Glasgow, Scotland-based Franz Ferdinand's show reminds one of a little bit of '60s pop infused with '80s new wave, but with a slightly modern feel. Mix spoke with front-of-house engineer Mike Parker about the tour.
“The group [bassist Bob Hardy, guitarist Nick McCarthy, drummer Paul Thomas and vocalist/guitarist Alex Kapranos] has loads of dates in Europe and the UK, two decent-sized U.S. tours and two U.S. promo trips. Next month is Australia, New Zealand and Japan. We are carrying all the microphones and two sets of in-ear monitors. We have a Sennheiser endorsement: Sennheiser 935s for everyone except Alex [pictured], who uses a Sennheiser 840 because he chipped a bit off his tooth in the middle of our last tour, which has made his voice more sibilant.
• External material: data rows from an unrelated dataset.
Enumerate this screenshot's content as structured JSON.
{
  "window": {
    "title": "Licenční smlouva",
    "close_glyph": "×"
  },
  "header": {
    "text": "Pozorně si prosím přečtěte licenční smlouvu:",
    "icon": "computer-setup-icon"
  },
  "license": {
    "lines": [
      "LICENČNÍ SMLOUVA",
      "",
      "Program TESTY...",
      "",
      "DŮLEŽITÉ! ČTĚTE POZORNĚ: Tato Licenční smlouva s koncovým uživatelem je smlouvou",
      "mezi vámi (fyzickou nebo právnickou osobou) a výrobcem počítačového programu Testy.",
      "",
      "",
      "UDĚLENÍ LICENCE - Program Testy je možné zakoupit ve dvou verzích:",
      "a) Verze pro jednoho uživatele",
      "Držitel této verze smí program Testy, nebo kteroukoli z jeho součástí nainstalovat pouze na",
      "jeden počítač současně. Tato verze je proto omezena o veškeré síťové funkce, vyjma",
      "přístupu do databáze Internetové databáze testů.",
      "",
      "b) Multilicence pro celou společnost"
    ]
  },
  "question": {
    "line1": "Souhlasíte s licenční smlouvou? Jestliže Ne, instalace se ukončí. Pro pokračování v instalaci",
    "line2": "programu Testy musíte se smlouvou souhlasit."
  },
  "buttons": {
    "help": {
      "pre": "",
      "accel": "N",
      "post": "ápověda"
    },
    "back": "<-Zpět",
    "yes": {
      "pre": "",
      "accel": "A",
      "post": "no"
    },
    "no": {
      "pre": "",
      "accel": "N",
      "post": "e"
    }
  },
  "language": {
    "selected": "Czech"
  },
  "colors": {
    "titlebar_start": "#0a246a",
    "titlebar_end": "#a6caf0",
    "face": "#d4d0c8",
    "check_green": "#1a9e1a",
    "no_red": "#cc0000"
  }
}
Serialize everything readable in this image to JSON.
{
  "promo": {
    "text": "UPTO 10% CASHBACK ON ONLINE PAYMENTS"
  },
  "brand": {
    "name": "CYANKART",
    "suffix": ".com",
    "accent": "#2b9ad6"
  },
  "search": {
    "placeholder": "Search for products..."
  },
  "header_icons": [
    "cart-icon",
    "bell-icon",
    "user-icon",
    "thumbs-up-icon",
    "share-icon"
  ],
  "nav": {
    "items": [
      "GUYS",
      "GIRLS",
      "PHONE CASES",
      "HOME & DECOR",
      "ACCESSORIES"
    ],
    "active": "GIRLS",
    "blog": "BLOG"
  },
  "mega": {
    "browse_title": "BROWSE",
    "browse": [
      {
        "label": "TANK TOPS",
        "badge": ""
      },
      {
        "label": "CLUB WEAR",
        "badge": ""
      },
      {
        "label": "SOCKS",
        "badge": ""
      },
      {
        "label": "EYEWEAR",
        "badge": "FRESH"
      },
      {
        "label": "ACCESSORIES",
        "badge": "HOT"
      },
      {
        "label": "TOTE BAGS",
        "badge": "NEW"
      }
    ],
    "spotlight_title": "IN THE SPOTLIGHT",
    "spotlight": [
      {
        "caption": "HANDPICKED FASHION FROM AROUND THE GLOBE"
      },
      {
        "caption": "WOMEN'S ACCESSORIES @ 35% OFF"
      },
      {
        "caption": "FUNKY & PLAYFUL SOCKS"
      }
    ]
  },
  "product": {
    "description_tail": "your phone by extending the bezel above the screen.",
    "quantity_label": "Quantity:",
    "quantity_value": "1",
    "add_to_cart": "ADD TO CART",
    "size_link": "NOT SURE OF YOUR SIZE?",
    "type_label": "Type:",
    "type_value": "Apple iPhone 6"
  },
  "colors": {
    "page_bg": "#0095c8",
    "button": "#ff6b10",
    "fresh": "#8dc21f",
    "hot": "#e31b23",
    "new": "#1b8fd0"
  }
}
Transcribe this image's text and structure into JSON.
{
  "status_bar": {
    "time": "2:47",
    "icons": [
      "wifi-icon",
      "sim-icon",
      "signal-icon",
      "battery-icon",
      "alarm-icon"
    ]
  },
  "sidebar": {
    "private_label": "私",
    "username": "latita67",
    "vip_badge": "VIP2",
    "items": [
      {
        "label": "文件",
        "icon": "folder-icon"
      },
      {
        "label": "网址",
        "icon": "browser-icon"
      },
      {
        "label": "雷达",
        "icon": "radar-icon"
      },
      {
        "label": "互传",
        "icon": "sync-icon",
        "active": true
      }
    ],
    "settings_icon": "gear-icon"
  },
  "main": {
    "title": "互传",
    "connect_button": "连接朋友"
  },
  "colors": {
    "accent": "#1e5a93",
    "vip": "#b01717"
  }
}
The 840 has slightly less presence than the 935, which helps.”
Parker jokingly notes that his console “changes like audio roulette.” Stashed in his FOH rack are eight dbx 160A compressors for bass and vocals; four Drawmer DS501 power gates on both kick mics, bottom snare and floor tom; two Lexicon PCM70 for vocal and kit reverbs; a TC Electronic D2 snare delay for “Come on Home”; a Yamaha SPX-990 special reverb for “Tell Her Tonight” and “This Fire”; and one BSS 901 multiband compressor used as a de-esser for Kapranos' vocal, which is in-line with one of the dbx 160As.
“On monitors is engineer Tilde Bruynooghe, who is from Amsterdam. We met her at the Paradiso a while ago and she's great.”